* What is being asked
Using the entries that follow, count the lines containing the word "this" and give that number by itself.
Data provided section start
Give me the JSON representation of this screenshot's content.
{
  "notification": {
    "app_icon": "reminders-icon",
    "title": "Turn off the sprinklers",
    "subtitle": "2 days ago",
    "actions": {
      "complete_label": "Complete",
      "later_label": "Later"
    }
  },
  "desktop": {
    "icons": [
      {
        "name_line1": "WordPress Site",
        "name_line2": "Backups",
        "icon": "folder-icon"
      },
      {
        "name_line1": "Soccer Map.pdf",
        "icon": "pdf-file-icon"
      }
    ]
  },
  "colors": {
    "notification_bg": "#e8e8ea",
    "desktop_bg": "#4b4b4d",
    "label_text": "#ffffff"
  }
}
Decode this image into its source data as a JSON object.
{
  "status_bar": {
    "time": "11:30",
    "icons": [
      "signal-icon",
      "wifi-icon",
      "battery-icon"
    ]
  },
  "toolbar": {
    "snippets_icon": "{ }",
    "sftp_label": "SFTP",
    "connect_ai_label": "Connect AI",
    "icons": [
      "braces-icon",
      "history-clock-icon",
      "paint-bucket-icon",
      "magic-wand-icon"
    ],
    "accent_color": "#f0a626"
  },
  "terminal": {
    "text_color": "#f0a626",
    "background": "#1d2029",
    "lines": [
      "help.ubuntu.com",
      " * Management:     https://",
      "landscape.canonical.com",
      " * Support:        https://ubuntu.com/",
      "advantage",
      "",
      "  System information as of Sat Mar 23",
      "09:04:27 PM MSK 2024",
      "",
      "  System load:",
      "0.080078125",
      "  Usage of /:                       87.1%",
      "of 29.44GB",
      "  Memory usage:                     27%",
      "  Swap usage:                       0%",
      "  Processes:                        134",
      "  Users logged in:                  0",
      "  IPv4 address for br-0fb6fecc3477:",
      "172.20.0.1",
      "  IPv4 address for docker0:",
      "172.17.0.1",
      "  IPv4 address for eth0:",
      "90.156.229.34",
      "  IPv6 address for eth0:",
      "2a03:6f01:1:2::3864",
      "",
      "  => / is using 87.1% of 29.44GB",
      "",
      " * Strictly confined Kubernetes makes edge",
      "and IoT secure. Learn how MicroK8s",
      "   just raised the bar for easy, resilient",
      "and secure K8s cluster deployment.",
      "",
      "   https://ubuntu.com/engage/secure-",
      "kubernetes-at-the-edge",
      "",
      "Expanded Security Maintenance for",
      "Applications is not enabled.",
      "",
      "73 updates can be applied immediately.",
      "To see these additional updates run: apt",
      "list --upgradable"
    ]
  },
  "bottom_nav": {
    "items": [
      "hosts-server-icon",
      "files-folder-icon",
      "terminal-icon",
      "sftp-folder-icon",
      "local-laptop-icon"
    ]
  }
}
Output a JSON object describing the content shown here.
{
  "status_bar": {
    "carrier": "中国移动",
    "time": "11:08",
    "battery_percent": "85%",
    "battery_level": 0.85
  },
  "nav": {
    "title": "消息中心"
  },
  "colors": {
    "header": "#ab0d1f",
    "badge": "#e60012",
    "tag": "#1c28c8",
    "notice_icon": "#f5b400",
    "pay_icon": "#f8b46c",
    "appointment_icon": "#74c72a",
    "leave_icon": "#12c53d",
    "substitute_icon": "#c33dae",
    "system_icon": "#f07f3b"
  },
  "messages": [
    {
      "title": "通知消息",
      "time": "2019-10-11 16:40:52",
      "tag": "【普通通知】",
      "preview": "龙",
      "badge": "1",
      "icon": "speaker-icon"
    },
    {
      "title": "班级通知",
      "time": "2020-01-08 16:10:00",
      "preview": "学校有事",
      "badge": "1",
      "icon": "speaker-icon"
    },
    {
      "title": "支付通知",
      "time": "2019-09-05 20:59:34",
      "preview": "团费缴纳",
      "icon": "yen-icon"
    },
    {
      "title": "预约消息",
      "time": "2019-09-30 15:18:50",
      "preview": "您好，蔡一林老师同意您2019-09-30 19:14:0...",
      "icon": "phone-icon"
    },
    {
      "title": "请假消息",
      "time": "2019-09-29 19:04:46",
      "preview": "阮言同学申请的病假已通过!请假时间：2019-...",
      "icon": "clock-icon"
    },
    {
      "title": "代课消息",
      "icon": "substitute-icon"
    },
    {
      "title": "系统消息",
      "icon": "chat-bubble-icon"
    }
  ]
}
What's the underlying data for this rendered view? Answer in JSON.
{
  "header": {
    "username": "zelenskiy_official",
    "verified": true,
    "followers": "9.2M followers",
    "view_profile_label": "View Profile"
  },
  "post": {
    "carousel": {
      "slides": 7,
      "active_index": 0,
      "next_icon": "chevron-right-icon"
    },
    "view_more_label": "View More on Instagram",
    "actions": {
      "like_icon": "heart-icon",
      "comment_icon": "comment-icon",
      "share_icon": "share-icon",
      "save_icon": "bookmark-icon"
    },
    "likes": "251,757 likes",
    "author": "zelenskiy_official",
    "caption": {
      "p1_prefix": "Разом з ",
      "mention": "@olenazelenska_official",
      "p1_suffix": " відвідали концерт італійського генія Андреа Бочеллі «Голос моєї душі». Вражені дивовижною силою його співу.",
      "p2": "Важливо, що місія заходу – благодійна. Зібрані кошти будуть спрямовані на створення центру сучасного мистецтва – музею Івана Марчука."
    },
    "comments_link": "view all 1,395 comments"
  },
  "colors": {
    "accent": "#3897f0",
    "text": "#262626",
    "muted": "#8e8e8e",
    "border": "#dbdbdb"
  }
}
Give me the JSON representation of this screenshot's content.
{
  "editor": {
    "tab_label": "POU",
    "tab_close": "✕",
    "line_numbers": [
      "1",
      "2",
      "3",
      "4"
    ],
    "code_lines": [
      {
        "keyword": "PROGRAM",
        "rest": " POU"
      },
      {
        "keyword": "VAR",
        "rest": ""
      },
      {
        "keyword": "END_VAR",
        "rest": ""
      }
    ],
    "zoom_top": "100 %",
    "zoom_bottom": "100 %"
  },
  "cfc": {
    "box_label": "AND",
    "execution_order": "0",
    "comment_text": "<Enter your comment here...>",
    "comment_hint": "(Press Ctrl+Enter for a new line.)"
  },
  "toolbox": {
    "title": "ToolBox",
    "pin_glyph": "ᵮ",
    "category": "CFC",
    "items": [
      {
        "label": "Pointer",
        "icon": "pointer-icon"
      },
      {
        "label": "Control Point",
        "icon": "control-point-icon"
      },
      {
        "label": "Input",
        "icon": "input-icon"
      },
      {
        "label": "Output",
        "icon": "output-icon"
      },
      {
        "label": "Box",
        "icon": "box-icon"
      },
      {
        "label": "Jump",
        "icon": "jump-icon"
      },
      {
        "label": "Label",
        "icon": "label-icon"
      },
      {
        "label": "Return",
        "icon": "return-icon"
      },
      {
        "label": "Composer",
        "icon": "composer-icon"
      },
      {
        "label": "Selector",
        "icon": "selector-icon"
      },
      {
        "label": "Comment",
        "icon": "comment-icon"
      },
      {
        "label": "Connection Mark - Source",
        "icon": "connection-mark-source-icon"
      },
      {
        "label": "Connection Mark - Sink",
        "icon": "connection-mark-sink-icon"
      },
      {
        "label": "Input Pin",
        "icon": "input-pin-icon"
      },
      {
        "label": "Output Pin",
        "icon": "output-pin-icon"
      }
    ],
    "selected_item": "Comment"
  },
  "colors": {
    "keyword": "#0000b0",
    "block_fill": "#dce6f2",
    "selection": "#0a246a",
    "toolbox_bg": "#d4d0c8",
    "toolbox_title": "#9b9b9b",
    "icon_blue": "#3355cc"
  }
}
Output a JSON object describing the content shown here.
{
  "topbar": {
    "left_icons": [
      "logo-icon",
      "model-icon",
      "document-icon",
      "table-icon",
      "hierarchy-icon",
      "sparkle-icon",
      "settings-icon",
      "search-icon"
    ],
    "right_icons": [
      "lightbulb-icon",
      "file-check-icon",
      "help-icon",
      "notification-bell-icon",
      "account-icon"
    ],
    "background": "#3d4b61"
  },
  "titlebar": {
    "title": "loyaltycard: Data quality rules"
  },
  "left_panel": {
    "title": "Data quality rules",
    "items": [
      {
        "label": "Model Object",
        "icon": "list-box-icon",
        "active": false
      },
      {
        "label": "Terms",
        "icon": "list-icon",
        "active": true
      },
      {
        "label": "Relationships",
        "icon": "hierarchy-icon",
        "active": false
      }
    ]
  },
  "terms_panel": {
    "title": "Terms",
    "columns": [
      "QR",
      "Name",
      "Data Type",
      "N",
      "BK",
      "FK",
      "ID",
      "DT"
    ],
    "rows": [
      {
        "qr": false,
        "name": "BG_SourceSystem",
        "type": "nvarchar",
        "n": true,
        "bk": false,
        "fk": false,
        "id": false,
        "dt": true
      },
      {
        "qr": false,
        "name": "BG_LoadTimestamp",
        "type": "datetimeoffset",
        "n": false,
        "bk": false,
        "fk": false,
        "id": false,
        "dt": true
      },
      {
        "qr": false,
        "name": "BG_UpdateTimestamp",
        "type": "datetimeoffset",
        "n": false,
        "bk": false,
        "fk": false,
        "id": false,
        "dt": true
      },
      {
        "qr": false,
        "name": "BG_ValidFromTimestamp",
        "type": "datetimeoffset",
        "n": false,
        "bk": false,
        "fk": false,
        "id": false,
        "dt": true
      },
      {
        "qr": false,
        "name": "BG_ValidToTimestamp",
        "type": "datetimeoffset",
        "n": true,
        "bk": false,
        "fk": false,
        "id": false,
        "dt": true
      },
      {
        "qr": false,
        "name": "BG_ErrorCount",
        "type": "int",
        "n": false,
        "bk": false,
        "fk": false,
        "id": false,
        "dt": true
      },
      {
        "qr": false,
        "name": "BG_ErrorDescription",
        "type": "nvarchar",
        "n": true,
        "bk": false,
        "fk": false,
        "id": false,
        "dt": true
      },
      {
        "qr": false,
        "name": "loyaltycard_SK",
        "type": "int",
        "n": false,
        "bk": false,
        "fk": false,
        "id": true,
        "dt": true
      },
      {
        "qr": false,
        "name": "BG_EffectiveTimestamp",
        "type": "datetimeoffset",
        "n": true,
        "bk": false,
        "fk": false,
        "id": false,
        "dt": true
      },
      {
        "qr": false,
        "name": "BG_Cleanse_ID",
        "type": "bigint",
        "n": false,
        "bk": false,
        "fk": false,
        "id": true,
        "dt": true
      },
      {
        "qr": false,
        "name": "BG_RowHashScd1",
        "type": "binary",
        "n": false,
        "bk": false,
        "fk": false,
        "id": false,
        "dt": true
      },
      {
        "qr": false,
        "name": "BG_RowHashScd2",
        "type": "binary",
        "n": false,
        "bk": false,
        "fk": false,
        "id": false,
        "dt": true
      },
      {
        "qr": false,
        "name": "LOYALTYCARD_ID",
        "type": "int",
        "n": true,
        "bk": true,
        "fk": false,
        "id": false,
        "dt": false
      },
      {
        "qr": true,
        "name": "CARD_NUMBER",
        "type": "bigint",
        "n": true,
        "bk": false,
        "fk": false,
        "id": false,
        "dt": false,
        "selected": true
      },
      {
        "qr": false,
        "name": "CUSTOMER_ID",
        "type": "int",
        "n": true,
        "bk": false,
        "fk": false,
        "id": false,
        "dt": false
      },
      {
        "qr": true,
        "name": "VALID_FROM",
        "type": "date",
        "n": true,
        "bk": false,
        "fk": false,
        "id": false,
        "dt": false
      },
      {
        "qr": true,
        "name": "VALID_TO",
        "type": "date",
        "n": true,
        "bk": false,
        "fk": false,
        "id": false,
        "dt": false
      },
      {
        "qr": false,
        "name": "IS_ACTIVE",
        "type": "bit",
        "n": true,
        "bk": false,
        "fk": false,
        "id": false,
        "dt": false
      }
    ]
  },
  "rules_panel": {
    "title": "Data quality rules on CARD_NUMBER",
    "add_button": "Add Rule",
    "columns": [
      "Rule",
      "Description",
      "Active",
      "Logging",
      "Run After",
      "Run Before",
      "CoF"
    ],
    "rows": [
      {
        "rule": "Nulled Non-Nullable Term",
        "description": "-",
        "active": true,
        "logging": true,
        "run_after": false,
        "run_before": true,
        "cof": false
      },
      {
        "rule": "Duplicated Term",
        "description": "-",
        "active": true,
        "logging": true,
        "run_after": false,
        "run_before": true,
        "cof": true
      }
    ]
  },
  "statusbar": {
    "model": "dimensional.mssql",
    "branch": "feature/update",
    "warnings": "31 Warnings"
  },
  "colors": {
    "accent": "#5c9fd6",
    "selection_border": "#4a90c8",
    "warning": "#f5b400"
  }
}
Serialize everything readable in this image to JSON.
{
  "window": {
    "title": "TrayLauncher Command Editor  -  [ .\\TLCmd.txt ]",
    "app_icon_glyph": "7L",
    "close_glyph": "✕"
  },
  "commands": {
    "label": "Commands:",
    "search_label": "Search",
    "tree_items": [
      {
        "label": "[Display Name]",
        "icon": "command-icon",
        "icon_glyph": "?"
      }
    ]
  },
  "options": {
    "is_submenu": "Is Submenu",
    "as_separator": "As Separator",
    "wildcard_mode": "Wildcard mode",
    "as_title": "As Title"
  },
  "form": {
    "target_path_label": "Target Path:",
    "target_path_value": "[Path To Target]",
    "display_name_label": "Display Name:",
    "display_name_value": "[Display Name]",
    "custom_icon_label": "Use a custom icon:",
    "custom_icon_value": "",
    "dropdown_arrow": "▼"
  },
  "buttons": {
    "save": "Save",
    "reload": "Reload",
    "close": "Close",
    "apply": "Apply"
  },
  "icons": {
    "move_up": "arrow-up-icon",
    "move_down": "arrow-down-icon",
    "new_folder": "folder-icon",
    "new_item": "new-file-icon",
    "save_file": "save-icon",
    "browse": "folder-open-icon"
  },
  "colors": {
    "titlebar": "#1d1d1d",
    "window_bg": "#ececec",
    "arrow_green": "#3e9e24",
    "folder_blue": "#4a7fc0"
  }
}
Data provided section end
* Written reply
5